Saturday, September 02, 2006

New Orleans, the French Quarter, Good Writing Voodoo, and a Hell of a Baked Potato


In honor of what happened a year ago this week, I want tell you about New Orleans.

More specifically, I want to tell you about the effect New Orleans had on my writing.

I came to love New Orleans on a cross country trek from California to Florida in 1992. As they say in all the clich├ęs, it got into my blood and never left, and as a writer, I’ve never been more inspired than during a 2 day period I spent in the French Quarter in August 1992. When we arrived at our destination in FL, what I really longed to do was lock myself away somewhere and write, because ideas kept coming in like never before. We were pressed for time, so I journalled every chance I got…which can be obnoxious to ones’ non-writing travel companions, but I got some pretty good stuff out of it. The feeling lasted for months.

As happens to many people who’ve been inspired there, the stuff I wrote in those ensuing months had a dark, steamy vibe that managed to weave itself through the material without my intending it to be there. I wrote a lot by candlelight (which I’d never done before) and had a newfound understanding of where Anne Rice was coming from (literally). The guy I was going out with wondered what was up. (“Good voodoo” said I.)

The French Quarter, if you’ve never been, heightens your senses like a drug. Take a walk in the daytime, and your eyes are taken by the architecture and antiques, punctuated here and there by Dixieland jazz bands dressed in traditional costumes. Go out before the sun starts to set, and delicious smells fill the air as the restaurants prepare for the dinner hour: a whiff of gumbo in one block. A few doors down, something else. Turn the corner, and it’s the scent of freshly baked bread. Next block, something sweet and buttery coupled with the scent of brewing coffee; must be dessert. Meanwhile, you pass musicians heading out for their gigs, and occasionally hear a faint sound of someone rehearsing or tuning up.

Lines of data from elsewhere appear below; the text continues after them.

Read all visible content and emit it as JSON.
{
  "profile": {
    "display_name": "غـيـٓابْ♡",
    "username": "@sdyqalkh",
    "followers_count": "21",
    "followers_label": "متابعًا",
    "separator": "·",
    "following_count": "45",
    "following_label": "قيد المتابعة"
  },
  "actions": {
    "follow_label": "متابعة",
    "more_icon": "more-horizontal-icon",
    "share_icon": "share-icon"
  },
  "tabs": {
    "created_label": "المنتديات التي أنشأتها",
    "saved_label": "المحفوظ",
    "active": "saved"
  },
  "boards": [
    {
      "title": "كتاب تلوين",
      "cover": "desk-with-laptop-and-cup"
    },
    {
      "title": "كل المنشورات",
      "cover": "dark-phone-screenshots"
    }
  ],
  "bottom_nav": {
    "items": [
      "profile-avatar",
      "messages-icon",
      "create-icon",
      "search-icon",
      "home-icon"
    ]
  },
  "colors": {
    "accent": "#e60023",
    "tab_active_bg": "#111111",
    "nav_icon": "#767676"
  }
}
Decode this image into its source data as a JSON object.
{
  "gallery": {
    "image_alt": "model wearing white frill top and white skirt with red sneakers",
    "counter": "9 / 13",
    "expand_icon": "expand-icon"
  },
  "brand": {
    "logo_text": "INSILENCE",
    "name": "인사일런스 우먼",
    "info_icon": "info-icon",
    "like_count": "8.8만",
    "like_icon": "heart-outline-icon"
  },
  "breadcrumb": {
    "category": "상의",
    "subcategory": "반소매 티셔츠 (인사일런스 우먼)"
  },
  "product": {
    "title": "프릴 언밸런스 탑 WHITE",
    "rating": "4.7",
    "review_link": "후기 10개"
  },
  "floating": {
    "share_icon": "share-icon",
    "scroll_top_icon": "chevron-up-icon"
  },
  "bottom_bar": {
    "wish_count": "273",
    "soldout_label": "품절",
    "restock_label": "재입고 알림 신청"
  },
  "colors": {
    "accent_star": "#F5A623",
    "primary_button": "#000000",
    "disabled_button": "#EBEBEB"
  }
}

By the time you’ve had a long dinner with friends and maybe a romantic walk along the river, the party’s starting on Bourbon Street, and the music’s in full swing. And the block you were on when you took your walk in the daytime is a whole other place, as if you’ve suddenly stepped into the middle of a circus (barkers and all).

And in the summer, it’s all wrapped up together like a present tied with a big, steamy bow.

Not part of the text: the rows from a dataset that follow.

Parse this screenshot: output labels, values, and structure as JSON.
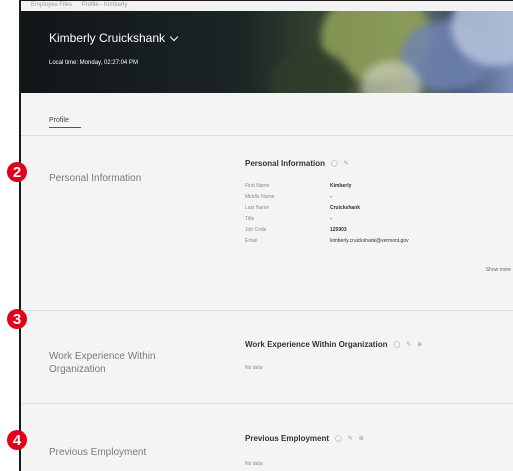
{
  "topbar": {
    "crumb1": "Employee Files",
    "crumb2": "Profile - Kimberly"
  },
  "header": {
    "employee_name": "Kimberly Cruickshank",
    "local_time": "Local time: Monday, 02:27:04 PM"
  },
  "tabs": [
    {
      "label": "Profile"
    }
  ],
  "sections": {
    "personal": {
      "badge": "2",
      "title": "Personal Information",
      "card_title": "Personal Information",
      "icons": [
        "history-icon",
        "edit-icon"
      ],
      "fields": [
        {
          "label": "First Name",
          "value": "Kimberly"
        },
        {
          "label": "Middle Name",
          "value": "-"
        },
        {
          "label": "Last Name",
          "value": "Cruickshank"
        },
        {
          "label": "Title",
          "value": "-"
        },
        {
          "label": "Job Code",
          "value": "125903"
        },
        {
          "label": "Email",
          "value": "kimberly.cruickshank@vermont.gov"
        }
      ],
      "show_more": "Show more"
    },
    "work_experience": {
      "badge": "3",
      "title_line1": "Work Experience Within",
      "title_line2": "Organization",
      "card_title": "Work Experience Within Organization",
      "no_data": "No data"
    },
    "previous_employment": {
      "badge": "4",
      "title": "Previous Employment",
      "card_title": "Previous Employment",
      "no_data": "No data"
    }
  },
  "colors": {
    "badge": "#e3001b",
    "header_dark": "#111517",
    "page_bg": "#f4f4f4"
  }
}
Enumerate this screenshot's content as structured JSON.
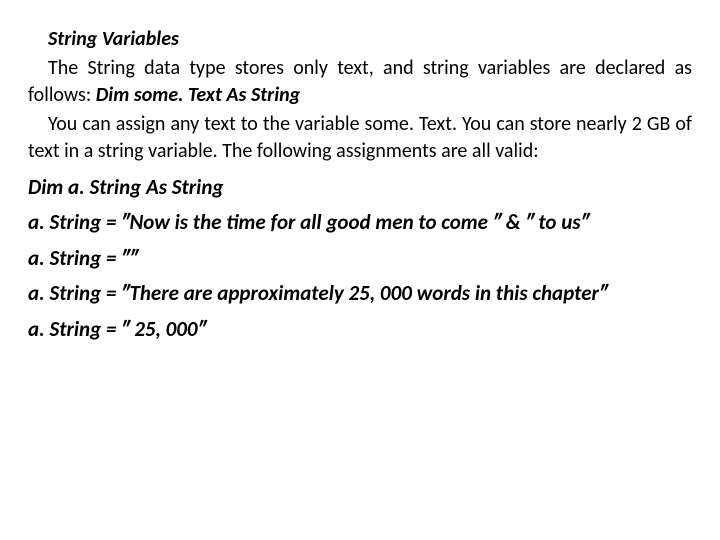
{
  "heading": "String Variables",
  "para1_a": "The String data type stores only text, and string variables are declared as follows: ",
  "para1_b": "Dim some. Text As String",
  "para2": "You can assign any text to the variable some. Text. You can store nearly 2 GB of text in a string variable. The following assignments are all valid:",
  "code": {
    "l1": "Dim a. String As String",
    "l2": "a. String = ″Now is the time for all good men to come ″ & ″ to us″",
    "l3": "a. String = ″″",
    "l4": "a. String = ″There are approximately 25, 000 words in this chapter″",
    "l5": "a. String = ″ 25, 000″"
  }
}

The French Quarter isn’t a place you go; it’s a place you feel. And although it’s a little different now, it will come back. It just needs a little help from those who remember.

Go to NOLA, and write!

Meanwhile, as a remembrance of my favorite oyster bar, in our
Starving Musician column I’ve posted my version of an incredible smothered baked potato I ate there in 1992.

Go for your dreams!

Randi Reed, Editor in Chief / Founder,

Copyright 2006 Randi Reed and All rights reserved.